1 Department of General Internal Medicine, The University of Texas MD Anderson Cancer Center, 1515 Holcombe Blvd., Unit 1465, Houston, Texas 77030, USA
2 University of Michigan, Ann Arbor, Michigan, USA
3 Baylor College of Medicine, Houston, Texas, USA
4 Department of General Oncology, The University of Texas MD Anderson Cancer Center, Houston, Texas, USA
BMC Cancer 2013, 13:534 doi:10.1186/1471-2407-13-534Published: 9 November 2013
National organizations recommend screening for hepatitis B virus (HBV) before chemotherapy but differ regarding which patients should be screened. We aimed to determine contemporary screening rates at a cancer center and the possible influence on these rates of publication of national recommendations.
We conducted a retrospective cohort study of HBV screening in cancer patients registered during the period from January 2004 through April 2011. Screening was defined as HBsAg and anti-HBc tests ordered around the time of initial chemotherapy. We compared screening rates for 3 periods: January 1, 2004, through December 18, 2008 (Food and Drug Administration and American Association for the Study of Liver Diseases 2007 recommendations); December 19, 2008, through September 30, 2010 (Centers for Disease Control and Prevention, National Comprehensive Cancer Network, American Association for the Study of Liver Diseases 2009, Institute of Medicine, and American Society of Clinical Oncology recommendations); and October 1, 2010, through April 30, 2011. Logistic regression models were used to identify predictors of screening.
Of 141,877 new patients, 18,688 received chemotherapy, and 3020 (16.2%) were screened. HBV screening rates increased over the 3 time periods (14.8%, 18.2%, 19.9%; P < 0.0001), but <19% of patients with HBV risk factors were screened. Among patients with hematologic malignancies, over 66% were screened, and odds of screening nearly doubled after publication of the recommendations (P < 0.0001). Less than 4% of patients with solid tumors were screened, although odds of screening increased 70% after publication of the recommendations (P = 0.003). Other predictors of screening included younger age, planned rituximab therapy, and known risk factors for HBV infection.

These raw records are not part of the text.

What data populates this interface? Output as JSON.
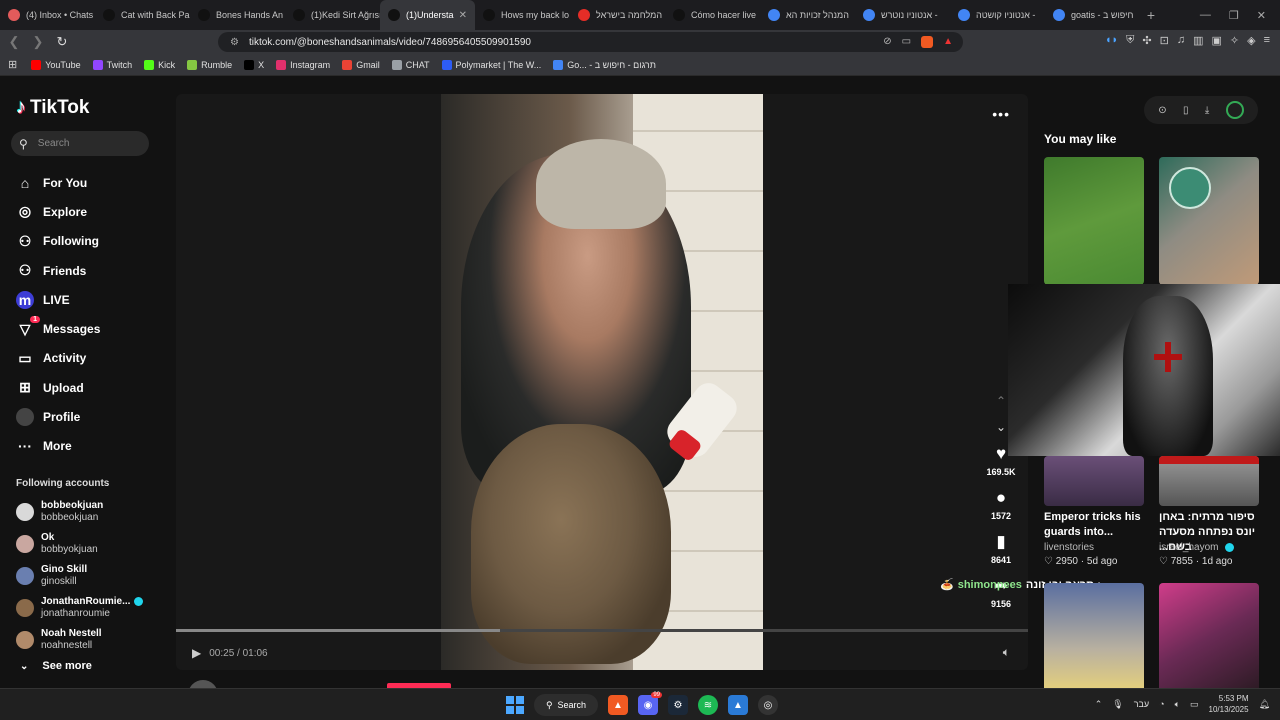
{
  "tabs": [
    {
      "label": "(4) Inbox • Chats",
      "fav": "#e35b5b",
      "active": false
    },
    {
      "label": "Cat with Back Pa",
      "fav": "#111111",
      "active": false
    },
    {
      "label": "Bones Hands An",
      "fav": "#111111",
      "active": false
    },
    {
      "label": "(1)Kedi Sirt Ağrısı",
      "fav": "#111111",
      "active": false
    },
    {
      "label": "(1)Understa",
      "fav": "#111111",
      "active": true
    },
    {
      "label": "Hows my back lo",
      "fav": "#111111",
      "active": false
    },
    {
      "label": "המלחמה בישראל",
      "fav": "#e52d27",
      "active": false
    },
    {
      "label": "Cómo hacer live",
      "fav": "#111111",
      "active": false
    },
    {
      "label": "המנהל זכויות הא",
      "fav": "#4285f4",
      "active": false
    },
    {
      "label": "אנטוניו נוטרש -",
      "fav": "#4285f4",
      "active": false
    },
    {
      "label": "אנטוניו קושטה -",
      "fav": "#4285f4",
      "active": false
    },
    {
      "label": "goatis - חיפוש ב",
      "fav": "#4285f4",
      "active": false
    }
  ],
  "browser": {
    "url": "tiktok.com/@boneshandsanimals/video/7486956405509901590",
    "new_tab": "+"
  },
  "bookmarks": [
    {
      "label": "YouTube",
      "color": "#ff0000"
    },
    {
      "label": "Twitch",
      "color": "#9146ff"
    },
    {
      "label": "Kick",
      "color": "#53fc18"
    },
    {
      "label": "Rumble",
      "color": "#85c742"
    },
    {
      "label": "X",
      "color": "#000000"
    },
    {
      "label": "Instagram",
      "color": "#e1306c"
    },
    {
      "label": "Gmail",
      "color": "#ea4335"
    },
    {
      "label": "CHAT",
      "color": "#9aa0a6"
    },
    {
      "label": "Polymarket | The W...",
      "color": "#2d5cf6"
    },
    {
      "label": "Go... - תרגום - חיפוש ב",
      "color": "#4285f4"
    }
  ],
  "sidebar": {
    "logo": "TikTok",
    "search_placeholder": "Search",
    "menu": [
      {
        "label": "For You",
        "icon": "home-icon"
      },
      {
        "label": "Explore",
        "icon": "compass-icon"
      },
      {
        "label": "Following",
        "icon": "following-icon"
      },
      {
        "label": "Friends",
        "icon": "friends-icon"
      },
      {
        "label": "LIVE",
        "icon": "live-icon"
      },
      {
        "label": "Messages",
        "icon": "messages-icon",
        "badge": "1"
      },
      {
        "label": "Activity",
        "icon": "activity-icon"
      },
      {
        "label": "Upload",
        "icon": "upload-icon"
      },
      {
        "label": "Profile",
        "icon": "profile-icon"
      },
      {
        "label": "More",
        "icon": "more-icon"
      }
    ],
    "following_heading": "Following accounts",
    "following": [
      {
        "name": "bobbeokjuan",
        "handle": "bobbeokjuan",
        "verified": false
      },
      {
        "name": "Ok",
        "handle": "bobbyokjuan",
        "verified": false
      },
      {
        "name": "Gino Skill",
        "handle": "ginoskill",
        "verified": false
      },
      {
        "name": "JonathanRoumie...",
        "handle": "jonathanroumie",
        "verified": true
      },
      {
        "name": "Noah Nestell",
        "handle": "noahnestell",
        "verified": false
      }
    ],
    "see_more": "See more"
  },
  "player": {
    "time": "00:25 / 01:06",
    "progress": 0.38,
    "author": "boneshandsanimals",
    "more": "•••"
  },
  "actions": {
    "likes": "169.5K",
    "comments": "1572",
    "saves": "8641",
    "shares": "9156"
  },
  "chat_overlay": {
    "emoji": "🍝",
    "user": "shimonpees",
    "message": "תראה יבן זונה :"
  },
  "right_panel": {
    "heading": "You may like",
    "cards": [
      {
        "title": "Emperor tricks his guards into...",
        "user": "livenstories",
        "likes": "2950",
        "age": "5d ago",
        "verified": false
      },
      {
        "title": "סיפור מרתיח: באחן יונס נפתחה מסעדה בשם...",
        "user": "israel_hayom",
        "likes": "7855",
        "age": "1d ago",
        "verified": true
      }
    ]
  },
  "taskbar": {
    "search_label": "Search",
    "discord_badge": "99",
    "lang": "עבר",
    "time": "5:53 PM",
    "date": "10/13/2025"
  }
}
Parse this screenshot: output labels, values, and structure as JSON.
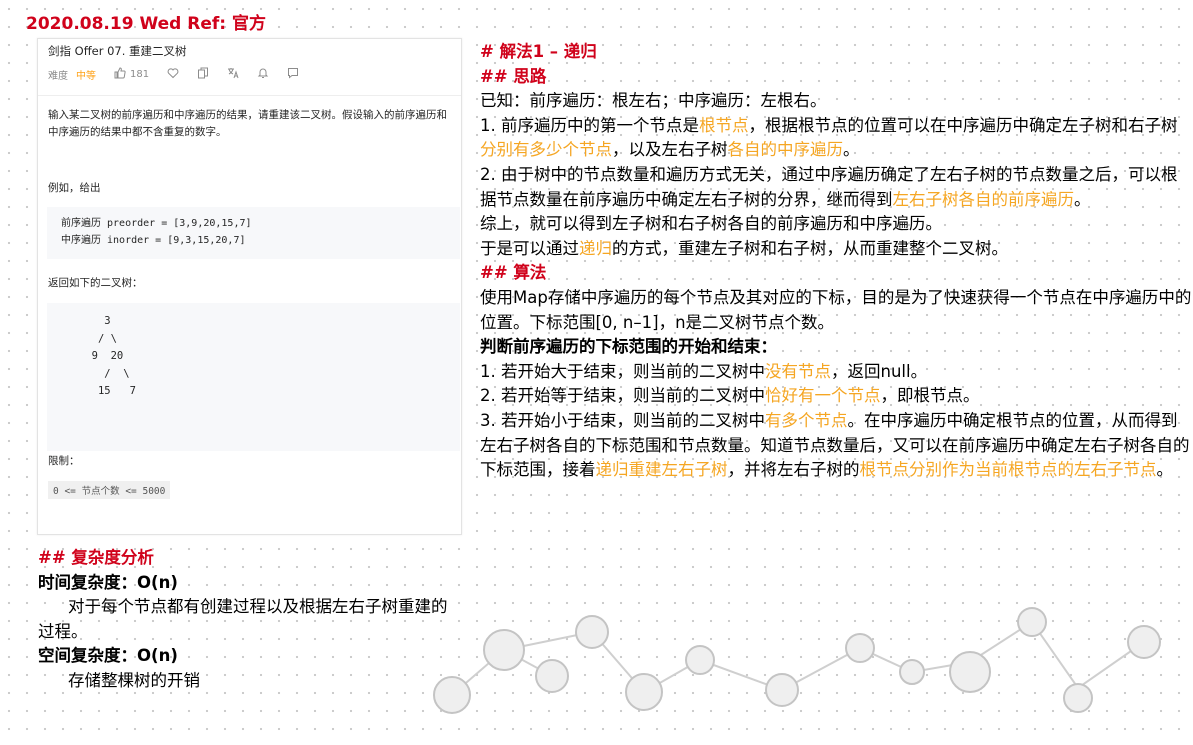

Most patients with solid tumors or HBV risk factors remained unscreened, although screening rates increased after publication of national recommendations. Efforts are needed to increase awareness of the importance of HBV screening before chemotherapy to identify patients who should start antiviral prophylaxis.